GIVEN RECORDS START

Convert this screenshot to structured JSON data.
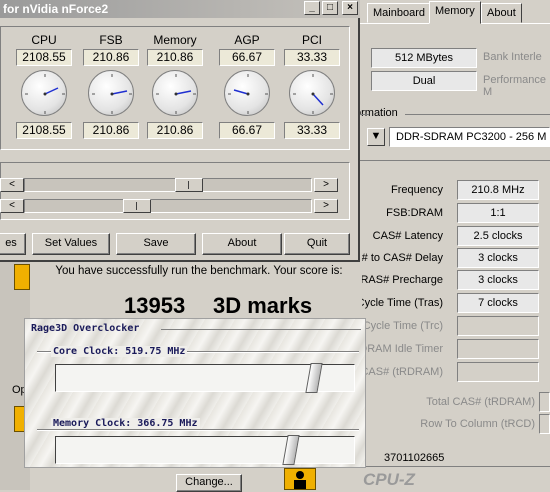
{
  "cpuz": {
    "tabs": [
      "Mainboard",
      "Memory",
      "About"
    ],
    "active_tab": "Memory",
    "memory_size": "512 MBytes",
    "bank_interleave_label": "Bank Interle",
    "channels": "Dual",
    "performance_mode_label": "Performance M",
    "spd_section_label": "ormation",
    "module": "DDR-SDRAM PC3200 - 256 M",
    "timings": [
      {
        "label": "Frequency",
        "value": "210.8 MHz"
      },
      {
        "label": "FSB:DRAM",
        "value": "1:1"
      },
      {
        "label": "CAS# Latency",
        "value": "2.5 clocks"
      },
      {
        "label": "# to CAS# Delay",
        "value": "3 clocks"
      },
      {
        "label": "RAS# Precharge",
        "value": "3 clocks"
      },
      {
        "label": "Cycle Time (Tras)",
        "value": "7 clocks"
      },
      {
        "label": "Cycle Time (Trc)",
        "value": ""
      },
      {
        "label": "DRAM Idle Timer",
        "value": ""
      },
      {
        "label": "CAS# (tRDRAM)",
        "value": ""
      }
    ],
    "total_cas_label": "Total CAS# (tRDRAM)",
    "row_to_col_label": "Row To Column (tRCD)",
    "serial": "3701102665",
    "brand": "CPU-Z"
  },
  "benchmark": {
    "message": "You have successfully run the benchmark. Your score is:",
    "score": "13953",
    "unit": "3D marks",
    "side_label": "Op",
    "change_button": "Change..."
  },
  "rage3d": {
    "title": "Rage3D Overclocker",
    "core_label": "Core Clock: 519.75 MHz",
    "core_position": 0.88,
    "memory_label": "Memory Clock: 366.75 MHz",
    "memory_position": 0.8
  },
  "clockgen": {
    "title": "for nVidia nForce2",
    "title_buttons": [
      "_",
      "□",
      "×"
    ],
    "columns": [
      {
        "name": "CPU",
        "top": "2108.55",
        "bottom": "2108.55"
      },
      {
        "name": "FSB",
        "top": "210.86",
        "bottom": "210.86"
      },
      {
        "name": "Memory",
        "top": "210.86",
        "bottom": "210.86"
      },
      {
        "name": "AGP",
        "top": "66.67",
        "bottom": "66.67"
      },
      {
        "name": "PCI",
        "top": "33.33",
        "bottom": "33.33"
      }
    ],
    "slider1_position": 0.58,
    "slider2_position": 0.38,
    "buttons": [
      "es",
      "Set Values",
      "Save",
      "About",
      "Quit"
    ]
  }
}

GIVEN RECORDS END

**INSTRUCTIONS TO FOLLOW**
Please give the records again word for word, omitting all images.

**YOUR RESPONSE**
Convert this screenshot to structured JSON data.
{
  "cpuz": {
    "tabs": [
      "Mainboard",
      "Memory",
      "About"
    ],
    "active_tab": "Memory",
    "memory_size": "512 MBytes",
    "bank_interleave_label": "Bank Interle",
    "channels": "Dual",
    "performance_mode_label": "Performance M",
    "spd_section_label": "ormation",
    "module": "DDR-SDRAM PC3200 - 256 M",
    "timings": [
      {
        "label": "Frequency",
        "value": "210.8 MHz"
      },
      {
        "label": "FSB:DRAM",
        "value": "1:1"
      },
      {
        "label": "CAS# Latency",
        "value": "2.5 clocks"
      },
      {
        "label": "# to CAS# Delay",
        "value": "3 clocks"
      },
      {
        "label": "RAS# Precharge",
        "value": "3 clocks"
      },
      {
        "label": "Cycle Time (Tras)",
        "value": "7 clocks"
      },
      {
        "label": "Cycle Time (Trc)",
        "value": ""
      },
      {
        "label": "DRAM Idle Timer",
        "value": ""
      },
      {
        "label": "CAS# (tRDRAM)",
        "value": ""
      }
    ],
    "total_cas_label": "Total CAS# (tRDRAM)",
    "row_to_col_label": "Row To Column (tRCD)",
    "serial": "3701102665",
    "brand": "CPU-Z"
  },
  "benchmark": {
    "message": "You have successfully run the benchmark. Your score is:",
    "score": "13953",
    "unit": "3D marks",
    "side_label": "Op",
    "change_button": "Change..."
  },
  "rage3d": {
    "title": "Rage3D Overclocker",
    "core_label": "Core Clock: 519.75 MHz",
    "core_position": 0.88,
    "memory_label": "Memory Clock: 366.75 MHz",
    "memory_position": 0.8
  },
  "clockgen": {
    "title": "for nVidia nForce2",
    "title_buttons": [
      "_",
      "□",
      "×"
    ],
    "columns": [
      {
        "name": "CPU",
        "top": "2108.55",
        "bottom": "2108.55"
      },
      {
        "name": "FSB",
        "top": "210.86",
        "bottom": "210.86"
      },
      {
        "name": "Memory",
        "top": "210.86",
        "bottom": "210.86"
      },
      {
        "name": "AGP",
        "top": "66.67",
        "bottom": "66.67"
      },
      {
        "name": "PCI",
        "top": "33.33",
        "bottom": "33.33"
      }
    ],
    "slider1_position": 0.58,
    "slider2_position": 0.38,
    "buttons": [
      "es",
      "Set Values",
      "Save",
      "About",
      "Quit"
    ]
  }
}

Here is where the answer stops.